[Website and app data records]
□ □ □ □ □ □ □

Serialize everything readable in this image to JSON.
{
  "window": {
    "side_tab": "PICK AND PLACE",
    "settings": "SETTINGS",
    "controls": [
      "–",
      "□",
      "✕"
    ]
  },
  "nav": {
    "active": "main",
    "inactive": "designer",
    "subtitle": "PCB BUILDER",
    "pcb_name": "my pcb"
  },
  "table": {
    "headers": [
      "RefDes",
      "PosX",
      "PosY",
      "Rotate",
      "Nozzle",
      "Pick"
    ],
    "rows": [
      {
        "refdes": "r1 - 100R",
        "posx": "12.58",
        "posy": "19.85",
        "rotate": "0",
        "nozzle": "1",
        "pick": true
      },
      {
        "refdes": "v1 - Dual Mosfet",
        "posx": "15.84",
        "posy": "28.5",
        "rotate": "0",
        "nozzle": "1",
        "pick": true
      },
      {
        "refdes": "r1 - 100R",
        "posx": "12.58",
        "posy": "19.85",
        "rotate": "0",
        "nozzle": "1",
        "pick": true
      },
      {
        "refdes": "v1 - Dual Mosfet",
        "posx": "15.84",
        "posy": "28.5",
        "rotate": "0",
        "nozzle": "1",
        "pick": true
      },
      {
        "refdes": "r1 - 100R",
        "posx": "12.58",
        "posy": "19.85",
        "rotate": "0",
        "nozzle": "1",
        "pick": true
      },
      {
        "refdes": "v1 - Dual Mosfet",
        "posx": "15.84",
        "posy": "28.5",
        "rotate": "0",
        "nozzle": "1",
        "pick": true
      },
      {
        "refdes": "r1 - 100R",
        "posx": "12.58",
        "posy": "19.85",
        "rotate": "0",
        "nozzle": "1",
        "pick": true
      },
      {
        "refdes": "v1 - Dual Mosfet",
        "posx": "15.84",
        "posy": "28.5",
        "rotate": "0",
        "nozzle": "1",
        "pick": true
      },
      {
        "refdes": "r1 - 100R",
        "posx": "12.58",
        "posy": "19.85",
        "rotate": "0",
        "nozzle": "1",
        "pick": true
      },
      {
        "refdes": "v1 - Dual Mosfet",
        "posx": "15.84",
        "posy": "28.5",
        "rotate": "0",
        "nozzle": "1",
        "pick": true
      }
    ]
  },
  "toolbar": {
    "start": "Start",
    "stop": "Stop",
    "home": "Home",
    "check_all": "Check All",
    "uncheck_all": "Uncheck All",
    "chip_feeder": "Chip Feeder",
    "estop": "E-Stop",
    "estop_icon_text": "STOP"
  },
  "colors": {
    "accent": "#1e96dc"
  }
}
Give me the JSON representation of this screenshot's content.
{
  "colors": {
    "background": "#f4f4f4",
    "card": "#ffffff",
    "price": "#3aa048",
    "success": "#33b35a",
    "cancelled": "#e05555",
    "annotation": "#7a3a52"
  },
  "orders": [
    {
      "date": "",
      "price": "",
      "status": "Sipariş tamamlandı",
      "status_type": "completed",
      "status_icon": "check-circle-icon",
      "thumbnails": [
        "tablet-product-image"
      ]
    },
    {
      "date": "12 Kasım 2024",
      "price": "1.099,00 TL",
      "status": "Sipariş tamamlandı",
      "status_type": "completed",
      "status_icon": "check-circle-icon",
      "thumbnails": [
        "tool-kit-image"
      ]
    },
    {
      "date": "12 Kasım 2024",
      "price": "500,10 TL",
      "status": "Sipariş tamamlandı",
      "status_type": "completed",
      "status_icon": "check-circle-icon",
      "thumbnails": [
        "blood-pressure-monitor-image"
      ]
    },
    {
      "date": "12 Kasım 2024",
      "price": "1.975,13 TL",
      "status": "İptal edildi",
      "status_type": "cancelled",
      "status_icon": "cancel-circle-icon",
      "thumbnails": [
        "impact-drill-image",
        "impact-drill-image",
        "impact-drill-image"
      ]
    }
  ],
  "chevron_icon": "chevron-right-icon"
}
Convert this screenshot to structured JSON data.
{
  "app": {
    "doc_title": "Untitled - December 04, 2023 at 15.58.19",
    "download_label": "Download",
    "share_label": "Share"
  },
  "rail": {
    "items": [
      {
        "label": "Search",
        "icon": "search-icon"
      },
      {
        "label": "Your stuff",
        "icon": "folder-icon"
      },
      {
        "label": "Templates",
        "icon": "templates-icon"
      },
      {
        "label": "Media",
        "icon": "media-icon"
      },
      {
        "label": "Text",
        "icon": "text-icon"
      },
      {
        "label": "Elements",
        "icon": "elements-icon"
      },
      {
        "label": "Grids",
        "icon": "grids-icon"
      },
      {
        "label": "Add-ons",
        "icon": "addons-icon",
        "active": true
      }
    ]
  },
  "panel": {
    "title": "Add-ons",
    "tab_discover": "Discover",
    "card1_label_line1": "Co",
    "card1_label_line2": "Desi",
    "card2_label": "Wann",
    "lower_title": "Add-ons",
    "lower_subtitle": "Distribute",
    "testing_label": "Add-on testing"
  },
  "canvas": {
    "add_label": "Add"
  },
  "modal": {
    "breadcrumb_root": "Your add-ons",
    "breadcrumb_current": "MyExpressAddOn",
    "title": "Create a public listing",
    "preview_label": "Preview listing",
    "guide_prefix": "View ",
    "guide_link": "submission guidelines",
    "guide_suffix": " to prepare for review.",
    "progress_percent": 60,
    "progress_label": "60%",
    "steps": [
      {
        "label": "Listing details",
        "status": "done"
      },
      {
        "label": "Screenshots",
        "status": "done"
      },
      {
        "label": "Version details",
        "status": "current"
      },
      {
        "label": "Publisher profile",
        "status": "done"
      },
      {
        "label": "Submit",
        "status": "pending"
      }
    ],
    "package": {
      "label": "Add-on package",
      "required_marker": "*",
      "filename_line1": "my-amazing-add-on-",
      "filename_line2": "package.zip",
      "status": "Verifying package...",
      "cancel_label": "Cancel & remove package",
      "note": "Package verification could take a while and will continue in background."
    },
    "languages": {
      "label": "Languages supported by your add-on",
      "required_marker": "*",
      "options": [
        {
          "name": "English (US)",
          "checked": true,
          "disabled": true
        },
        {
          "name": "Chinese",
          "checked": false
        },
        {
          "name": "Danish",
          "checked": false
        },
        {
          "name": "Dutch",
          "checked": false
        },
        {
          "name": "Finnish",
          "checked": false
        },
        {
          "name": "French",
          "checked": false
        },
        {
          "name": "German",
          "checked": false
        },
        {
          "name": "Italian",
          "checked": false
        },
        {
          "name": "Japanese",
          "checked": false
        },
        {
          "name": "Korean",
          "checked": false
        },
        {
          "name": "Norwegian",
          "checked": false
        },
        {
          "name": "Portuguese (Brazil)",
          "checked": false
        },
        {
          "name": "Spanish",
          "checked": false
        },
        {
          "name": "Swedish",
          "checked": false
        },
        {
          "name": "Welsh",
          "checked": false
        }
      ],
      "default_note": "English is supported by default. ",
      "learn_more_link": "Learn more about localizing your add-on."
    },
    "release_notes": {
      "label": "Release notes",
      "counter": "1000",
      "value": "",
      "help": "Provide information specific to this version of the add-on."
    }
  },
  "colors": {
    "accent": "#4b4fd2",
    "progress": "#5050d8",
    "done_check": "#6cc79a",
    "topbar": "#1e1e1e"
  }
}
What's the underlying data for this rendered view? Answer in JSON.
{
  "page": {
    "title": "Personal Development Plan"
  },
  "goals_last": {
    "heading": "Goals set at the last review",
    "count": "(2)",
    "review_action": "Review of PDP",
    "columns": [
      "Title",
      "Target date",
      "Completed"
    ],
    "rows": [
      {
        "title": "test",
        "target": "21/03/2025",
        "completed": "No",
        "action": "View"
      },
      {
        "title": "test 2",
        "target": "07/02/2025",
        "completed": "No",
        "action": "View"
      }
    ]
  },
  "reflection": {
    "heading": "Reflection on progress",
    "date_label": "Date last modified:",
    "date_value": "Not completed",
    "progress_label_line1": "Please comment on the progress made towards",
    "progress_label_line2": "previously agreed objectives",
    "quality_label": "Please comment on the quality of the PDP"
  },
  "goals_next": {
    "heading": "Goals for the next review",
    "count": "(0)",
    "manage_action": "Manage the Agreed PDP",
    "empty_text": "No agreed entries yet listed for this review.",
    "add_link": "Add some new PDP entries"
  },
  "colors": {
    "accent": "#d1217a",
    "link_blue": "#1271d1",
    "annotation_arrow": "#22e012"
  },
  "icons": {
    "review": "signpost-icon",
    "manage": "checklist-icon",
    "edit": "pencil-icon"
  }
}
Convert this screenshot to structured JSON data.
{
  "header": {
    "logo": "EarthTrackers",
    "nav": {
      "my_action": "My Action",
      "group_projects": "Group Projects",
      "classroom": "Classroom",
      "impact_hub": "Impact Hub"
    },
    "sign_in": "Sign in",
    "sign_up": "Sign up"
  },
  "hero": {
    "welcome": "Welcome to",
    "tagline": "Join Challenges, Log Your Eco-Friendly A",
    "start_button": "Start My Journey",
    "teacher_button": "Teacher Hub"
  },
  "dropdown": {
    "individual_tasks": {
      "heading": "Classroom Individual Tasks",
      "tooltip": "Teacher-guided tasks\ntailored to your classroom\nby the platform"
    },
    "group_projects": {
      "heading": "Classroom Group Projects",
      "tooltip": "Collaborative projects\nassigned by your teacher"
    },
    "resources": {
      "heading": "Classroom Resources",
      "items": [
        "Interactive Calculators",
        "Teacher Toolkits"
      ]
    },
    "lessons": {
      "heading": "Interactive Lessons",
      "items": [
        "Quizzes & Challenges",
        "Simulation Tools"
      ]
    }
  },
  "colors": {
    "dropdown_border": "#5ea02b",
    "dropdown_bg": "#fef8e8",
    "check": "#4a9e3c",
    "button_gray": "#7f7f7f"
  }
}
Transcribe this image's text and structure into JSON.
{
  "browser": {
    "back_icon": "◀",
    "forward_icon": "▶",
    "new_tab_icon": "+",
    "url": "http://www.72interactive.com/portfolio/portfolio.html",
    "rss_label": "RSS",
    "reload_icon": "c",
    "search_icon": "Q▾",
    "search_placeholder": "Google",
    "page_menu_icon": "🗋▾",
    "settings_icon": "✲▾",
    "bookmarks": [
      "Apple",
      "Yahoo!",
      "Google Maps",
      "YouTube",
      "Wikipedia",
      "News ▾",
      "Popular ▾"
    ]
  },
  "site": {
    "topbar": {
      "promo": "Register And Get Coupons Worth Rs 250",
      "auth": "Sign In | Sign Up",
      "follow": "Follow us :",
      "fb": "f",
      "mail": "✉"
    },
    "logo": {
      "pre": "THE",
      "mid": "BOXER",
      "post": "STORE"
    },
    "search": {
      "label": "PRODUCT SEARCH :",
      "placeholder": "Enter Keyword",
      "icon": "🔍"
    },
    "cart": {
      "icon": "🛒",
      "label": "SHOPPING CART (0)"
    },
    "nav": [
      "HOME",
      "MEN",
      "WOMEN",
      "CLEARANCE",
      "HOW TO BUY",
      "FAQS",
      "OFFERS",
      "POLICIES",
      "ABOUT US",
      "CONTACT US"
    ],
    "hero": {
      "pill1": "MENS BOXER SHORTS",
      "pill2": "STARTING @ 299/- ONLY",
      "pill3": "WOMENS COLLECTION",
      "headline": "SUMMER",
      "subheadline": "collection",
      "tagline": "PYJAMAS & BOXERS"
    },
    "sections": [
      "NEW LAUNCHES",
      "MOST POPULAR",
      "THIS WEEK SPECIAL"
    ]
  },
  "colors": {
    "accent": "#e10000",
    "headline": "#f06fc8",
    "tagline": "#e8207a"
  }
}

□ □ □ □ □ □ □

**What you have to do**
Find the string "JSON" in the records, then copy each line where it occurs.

**Output below**
Serialize everything readable in this image to JSON.
Give me the JSON representation of this screenshot's content.
Convert this screenshot to structured JSON data.
What's the underlying data for this rendered view? Answer in JSON.
Convert this screenshot to structured JSON data.
Transcribe this image's text and structure into JSON.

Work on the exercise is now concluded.